  • Yeah, no -- typically spoken when asked (a) two questions back to back without a chance to answer in between or (b) acknowledging and then responding to a question such as, "Are you going with me to the store?" "Yeah, no, I think I'm gonna stay here and rewire the closet."
  • watch your head and watch your eye -- spoken as caution to someone who may be in jeopardy of hurting themselves. Exactly how do you truly watch your own head or your own eye?
Two other language anecdotes:

When I was in my teens in the 1960s, I went with my dad to a nearby party store while he picked up some liquor and beer. I was browsing the book rack and picked up a book that looked interesting. The title was Have you had it in the kitchen. I took the title to mean a libidinous licentious romp in the kitchen. I was sorely disappointed to realize it was a feminist manifesto to help liberate women from their housebound shackles. I've never forgotten the double entendre of that title.

Another similar episode happened more recently. The book title is Getting Into Your Pants. Again, it could be quite titillating depending on who is saying it and whose pants they want to get into. Alas, it's a diet book to help people, particularly women, get back into their own pants. Sad, isn't it?

Thursday, April 2, 2009


I Googled "unprecedented" just now and there are 25,200,000 references available. The word has, obviously, been in and around our vocabularies forever. However, it seems to be getting (forgive me) unprecedented use in the past few years.

Examples from the top 20 Google listings:
  • The 2000 election was unprecedented in the Gore/Bush battle for the presidency ...
  • Treasury Secretary Geithner will push for unprecedented new regulatory powers ...
  • Microsoft's Ultimate Office Deal offers unprecedented savings for ...
  • World Bank under Cyber Siege in 'Unprecedented Crisis' ...
  • Leading through unprecedented times ...
  • Unprecedented size, scope in president's proposal ...
  • An unprecedented investment opportunity ...
  • Study finds unprecedented growth in climate change lobbying ...
... and let's not forget how many times we heard "unprecedented" in connection with this past November's presidential election.

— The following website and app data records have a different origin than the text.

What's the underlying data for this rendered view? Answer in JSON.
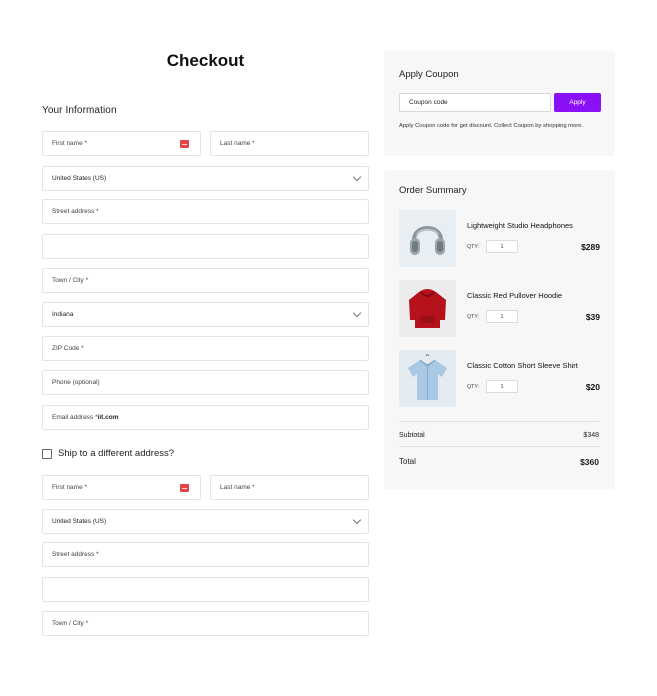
{
  "page": {
    "title": "Checkout"
  },
  "billing": {
    "section_title": "Your Information",
    "first_name": "First name *",
    "last_name": "Last name *",
    "country": "United States (US)",
    "street": "Street address *",
    "street2": "",
    "city": "Town / City *",
    "state": "Indiana",
    "zip": "ZIP Code *",
    "phone": "Phone (optional)",
    "email_label": "Email address *",
    "email_value": "iit.com"
  },
  "ship_different": {
    "label": "Ship to a different address?",
    "checked": false
  },
  "shipping": {
    "first_name": "First name *",
    "last_name": "Last name *",
    "country": "United States (US)",
    "street": "Street address *",
    "street2": "",
    "city": "Town / City *"
  },
  "coupon": {
    "title": "Apply Coupon",
    "placeholder": "Coupon code",
    "apply_label": "Apply",
    "help_text": "Apply Coupon code for get discount. Collect Coupon by shopping more."
  },
  "summary": {
    "title": "Order Summary",
    "qty_label": "QTY:",
    "items": [
      {
        "name": "Lightweight Studio Headphones",
        "qty": "1",
        "price": "$289",
        "icon": "headphones-icon"
      },
      {
        "name": "Classic Red Pullover Hoodie",
        "qty": "1",
        "price": "$39",
        "icon": "hoodie-icon"
      },
      {
        "name": "Classic Cotton Short Sleeve Shirt",
        "qty": "1",
        "price": "$20",
        "icon": "shirt-icon"
      }
    ],
    "subtotal_label": "Subtotal",
    "subtotal_value": "$348",
    "total_label": "Total",
    "total_value": "$360"
  },
  "colors": {
    "accent": "#8a10f5",
    "panel": "#f7f7f7",
    "border": "#e4e4e4",
    "badge": "#e24545"
  }
}
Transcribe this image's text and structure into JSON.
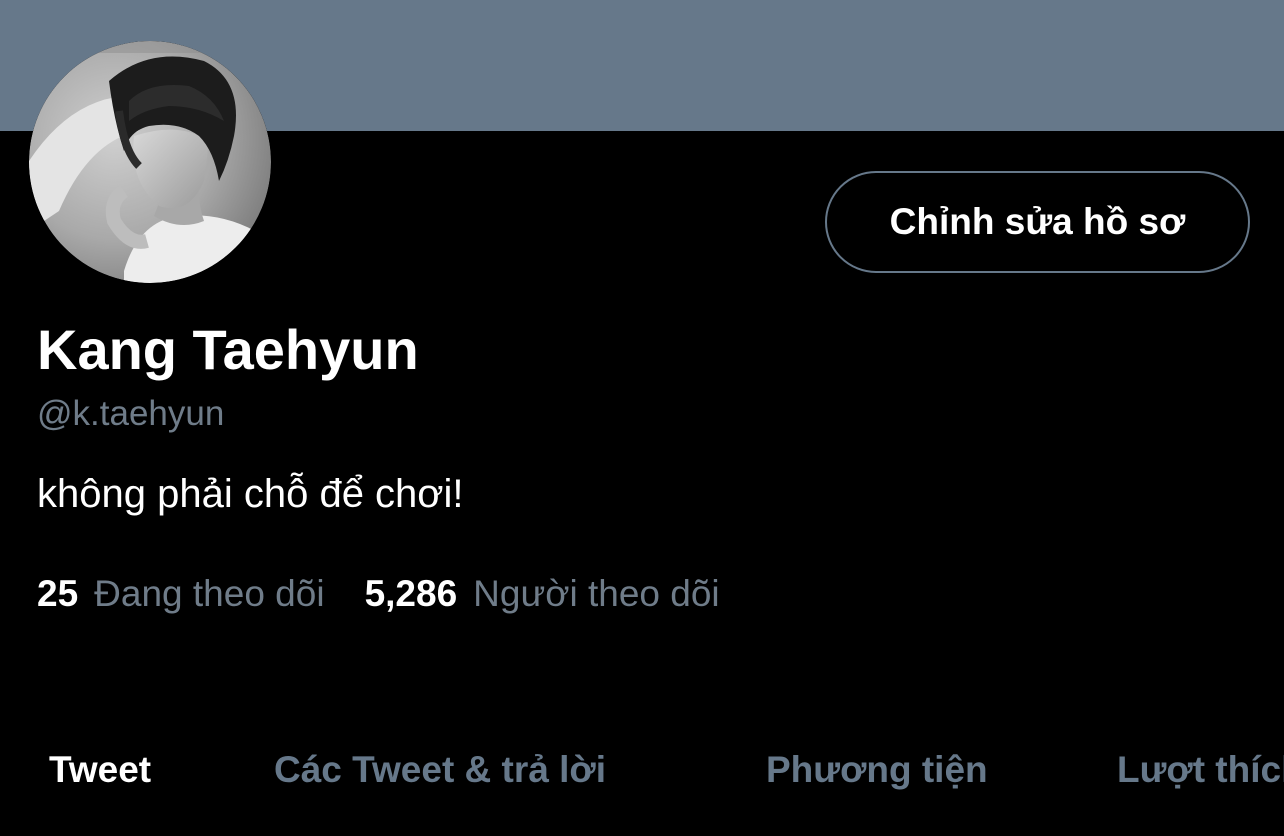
{
  "profile": {
    "display_name": "Kang Taehyun",
    "handle": "@k.taehyun",
    "bio": "không phải chỗ để chơi!",
    "edit_button_label": "Chỉnh sửa hồ sơ"
  },
  "stats": {
    "following_count": "25",
    "following_label": "Đang theo dõi",
    "followers_count": "5,286",
    "followers_label": "Người theo dõi"
  },
  "tabs": [
    {
      "label": "Tweet",
      "active": true
    },
    {
      "label": "Các Tweet & trả lời",
      "active": false
    },
    {
      "label": "Phương tiện",
      "active": false
    },
    {
      "label": "Lượt thích",
      "active": false
    }
  ],
  "colors": {
    "background": "#000000",
    "banner": "#66788a",
    "primary_text": "#ffffff",
    "secondary_text": "#6f7c89"
  }
}
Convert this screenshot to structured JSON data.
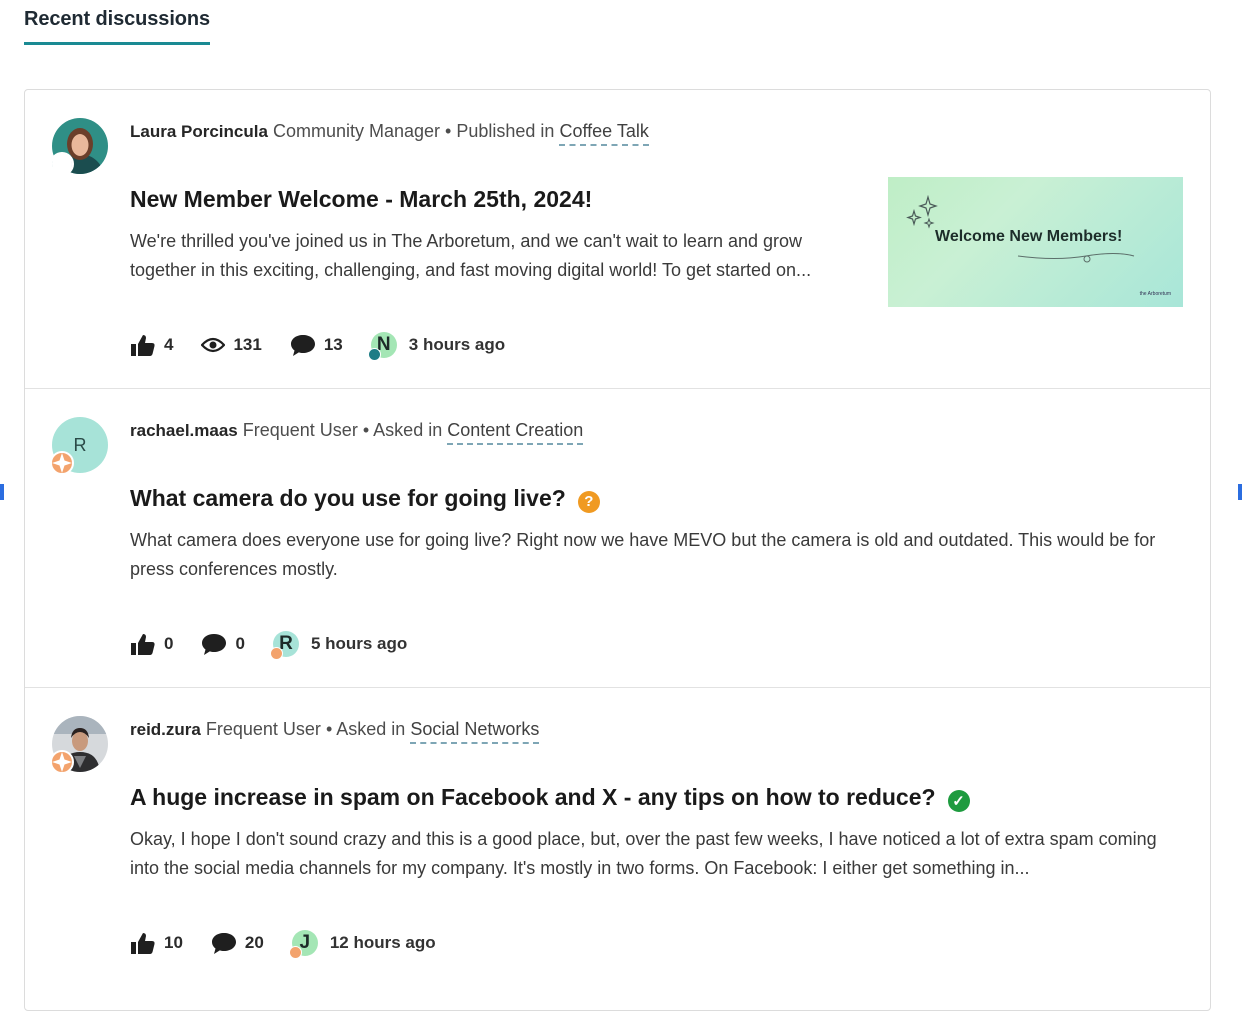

Enough already! I don't know about you but I'm quite tired of that word in connection with anything. It has become a one word cliche unto itself since the (dare I say it) unprecedented 2000 election.

As a refresher*:

un⋅prec⋅e⋅dent⋅ed – adjective without previous instance; never before known or experienced; unexampled or unparalleled: an unprecedented event.

Synonyms include:
So why can't journalists use something other than unprecedented to freshen their writing? It's a lazy habit, according to me. Maybe some of the occurrences have been unprecedented but, c'mon, find some other words to describe them. My ears are literally calloused from hearing the U word so darned often.

Please join me in my extraordinary, freakish, idiosyncratic, unparalleled protest against the use of unprecedented.

Thank you.

*definition and synonyms courtesy of